Exercise: From the entries that follow, list every line in which the string "icon" appears.

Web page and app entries
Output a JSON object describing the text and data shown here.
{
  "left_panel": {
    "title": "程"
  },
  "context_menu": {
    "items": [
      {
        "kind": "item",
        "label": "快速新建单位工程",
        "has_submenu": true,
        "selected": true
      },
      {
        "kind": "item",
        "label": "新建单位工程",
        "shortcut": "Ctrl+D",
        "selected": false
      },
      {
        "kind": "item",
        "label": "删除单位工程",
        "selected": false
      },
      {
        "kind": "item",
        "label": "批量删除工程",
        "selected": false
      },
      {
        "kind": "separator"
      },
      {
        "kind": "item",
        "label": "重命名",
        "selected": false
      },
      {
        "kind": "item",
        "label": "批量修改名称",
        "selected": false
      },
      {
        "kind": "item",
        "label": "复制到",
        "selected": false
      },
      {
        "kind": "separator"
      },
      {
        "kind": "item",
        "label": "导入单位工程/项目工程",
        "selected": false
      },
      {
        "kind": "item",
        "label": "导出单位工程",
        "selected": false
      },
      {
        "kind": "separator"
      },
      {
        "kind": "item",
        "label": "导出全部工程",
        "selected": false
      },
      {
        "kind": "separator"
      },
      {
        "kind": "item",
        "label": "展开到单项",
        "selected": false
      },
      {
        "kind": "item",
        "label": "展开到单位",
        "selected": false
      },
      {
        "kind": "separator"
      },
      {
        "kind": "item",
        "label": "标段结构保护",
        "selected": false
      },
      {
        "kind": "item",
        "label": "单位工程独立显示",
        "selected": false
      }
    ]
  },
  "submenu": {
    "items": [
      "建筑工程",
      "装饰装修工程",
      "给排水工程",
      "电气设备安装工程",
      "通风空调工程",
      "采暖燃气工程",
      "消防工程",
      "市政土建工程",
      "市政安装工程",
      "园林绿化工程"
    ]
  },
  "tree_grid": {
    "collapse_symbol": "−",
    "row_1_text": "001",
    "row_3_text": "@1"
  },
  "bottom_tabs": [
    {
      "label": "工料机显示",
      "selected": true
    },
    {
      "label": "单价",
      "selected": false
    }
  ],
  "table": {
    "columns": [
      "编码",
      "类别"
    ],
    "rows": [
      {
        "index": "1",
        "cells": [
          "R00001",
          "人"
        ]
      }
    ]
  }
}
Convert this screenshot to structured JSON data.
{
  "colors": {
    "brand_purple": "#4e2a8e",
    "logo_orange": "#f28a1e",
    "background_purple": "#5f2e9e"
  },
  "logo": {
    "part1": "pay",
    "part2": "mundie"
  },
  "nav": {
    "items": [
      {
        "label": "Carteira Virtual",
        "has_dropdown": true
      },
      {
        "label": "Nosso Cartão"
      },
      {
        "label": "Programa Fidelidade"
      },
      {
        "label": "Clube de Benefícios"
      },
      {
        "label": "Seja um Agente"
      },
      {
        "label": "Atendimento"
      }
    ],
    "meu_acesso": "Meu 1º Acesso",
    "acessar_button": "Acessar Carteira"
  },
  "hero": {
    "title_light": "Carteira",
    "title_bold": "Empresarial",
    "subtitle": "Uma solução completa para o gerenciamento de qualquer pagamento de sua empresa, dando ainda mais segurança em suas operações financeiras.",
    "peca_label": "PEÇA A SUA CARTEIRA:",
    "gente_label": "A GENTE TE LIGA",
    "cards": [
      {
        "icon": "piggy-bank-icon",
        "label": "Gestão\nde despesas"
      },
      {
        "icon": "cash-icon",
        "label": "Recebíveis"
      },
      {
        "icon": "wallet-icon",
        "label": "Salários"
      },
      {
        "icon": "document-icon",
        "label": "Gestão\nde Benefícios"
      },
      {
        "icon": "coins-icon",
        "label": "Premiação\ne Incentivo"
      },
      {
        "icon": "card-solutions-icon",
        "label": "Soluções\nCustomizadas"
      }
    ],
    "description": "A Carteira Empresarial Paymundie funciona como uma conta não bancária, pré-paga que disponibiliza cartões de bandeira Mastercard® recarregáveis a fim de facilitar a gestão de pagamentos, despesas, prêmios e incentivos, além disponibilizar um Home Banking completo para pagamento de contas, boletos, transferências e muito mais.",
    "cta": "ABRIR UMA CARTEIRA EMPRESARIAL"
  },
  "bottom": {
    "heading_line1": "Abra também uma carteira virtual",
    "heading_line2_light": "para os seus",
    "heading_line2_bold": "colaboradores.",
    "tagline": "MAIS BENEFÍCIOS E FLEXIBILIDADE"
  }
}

Your solution:
        "icon": "piggy-bank-icon",
        "icon": "cash-icon",
        "icon": "wallet-icon",
        "icon": "document-icon",
        "icon": "coins-icon",
        "icon": "card-solutions-icon",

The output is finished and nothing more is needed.